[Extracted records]
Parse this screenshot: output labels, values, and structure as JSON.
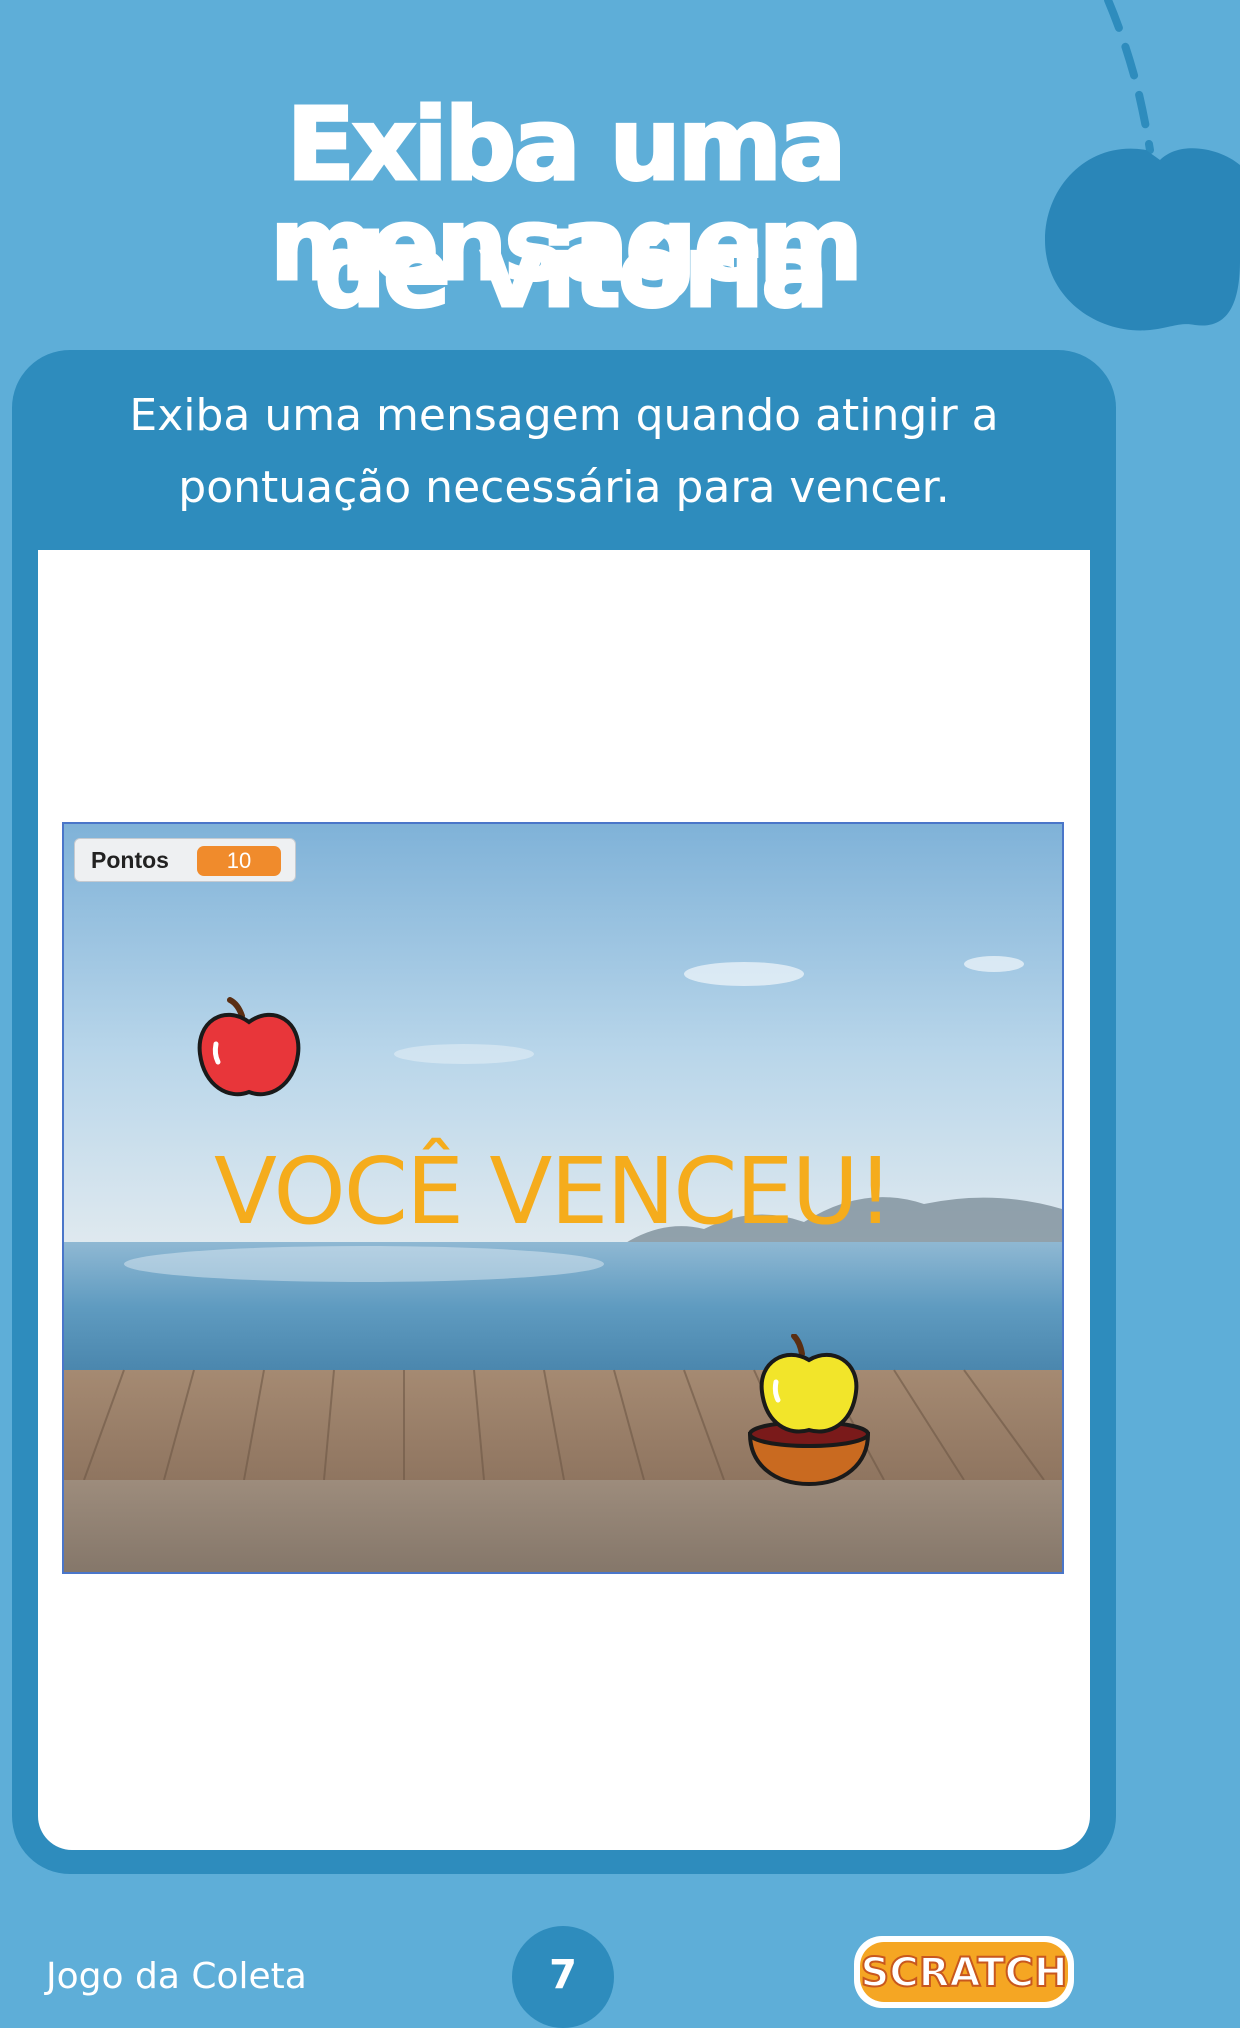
{
  "header": {
    "title_line1": "Exiba uma mensagem",
    "title_line2": "de vitória"
  },
  "card": {
    "subtitle_line1": "Exiba uma mensagem quando atingir a",
    "subtitle_line2": "pontuação necessária para vencer."
  },
  "stage": {
    "score_label": "Pontos",
    "score_value": "10",
    "win_message": "VOCÊ VENCEU!"
  },
  "footer": {
    "project_name": "Jogo da Coleta",
    "page_number": "7",
    "logo_text": "SCRATCH"
  },
  "colors": {
    "background": "#5eaed8",
    "card": "#2e8cbd",
    "accent_orange": "#f5ac1c",
    "score_badge": "#f08b2c"
  },
  "icons": [
    "decorative-apple-icon",
    "red-apple-sprite",
    "yellow-apple-sprite",
    "bowl-sprite",
    "scratch-logo"
  ]
}
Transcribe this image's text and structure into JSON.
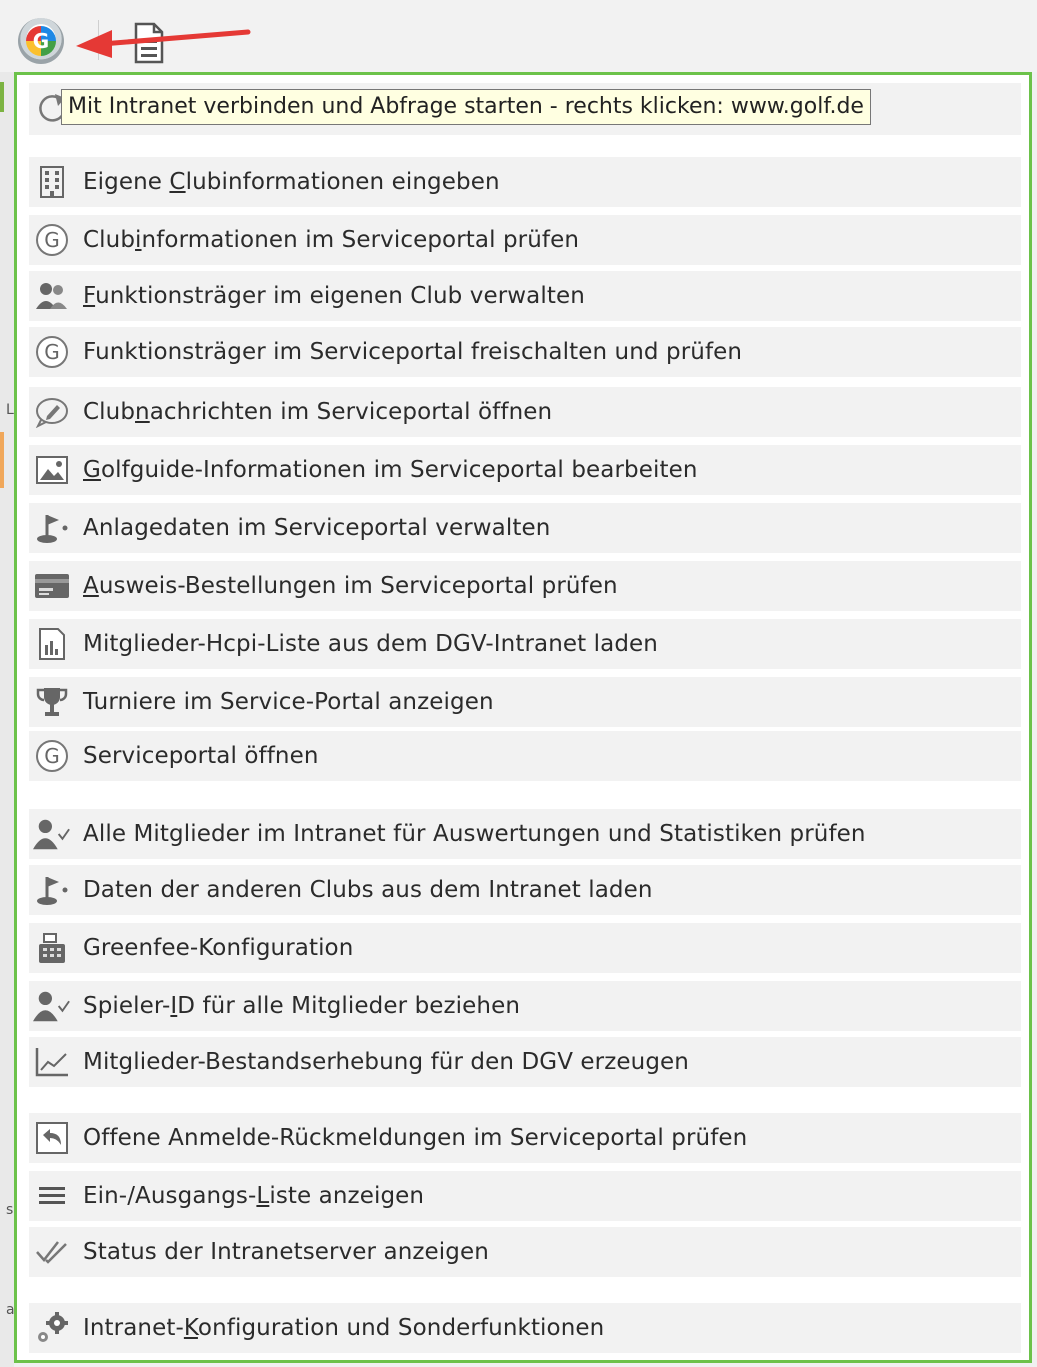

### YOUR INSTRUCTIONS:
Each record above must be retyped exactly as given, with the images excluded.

### WRITTEN SOLUTION:
Parse this screenshot: output labels, values, and structure as JSON.
{
  "header": {
    "title_line1": "Exiba uma mensagem",
    "title_line2": "de vitória"
  },
  "card": {
    "subtitle_line1": "Exiba uma mensagem quando atingir a",
    "subtitle_line2": "pontuação necessária para vencer."
  },
  "stage": {
    "score_label": "Pontos",
    "score_value": "10",
    "win_message": "VOCÊ VENCEU!"
  },
  "footer": {
    "project_name": "Jogo da Coleta",
    "page_number": "7",
    "logo_text": "SCRATCH"
  },
  "colors": {
    "background": "#5eaed8",
    "card": "#2e8cbd",
    "accent_orange": "#f5ac1c",
    "score_badge": "#f08b2c"
  },
  "icons": [
    "decorative-apple-icon",
    "red-apple-sprite",
    "yellow-apple-sprite",
    "bowl-sprite",
    "scratch-logo"
  ]
}
Transcribe this image's text and structure into JSON.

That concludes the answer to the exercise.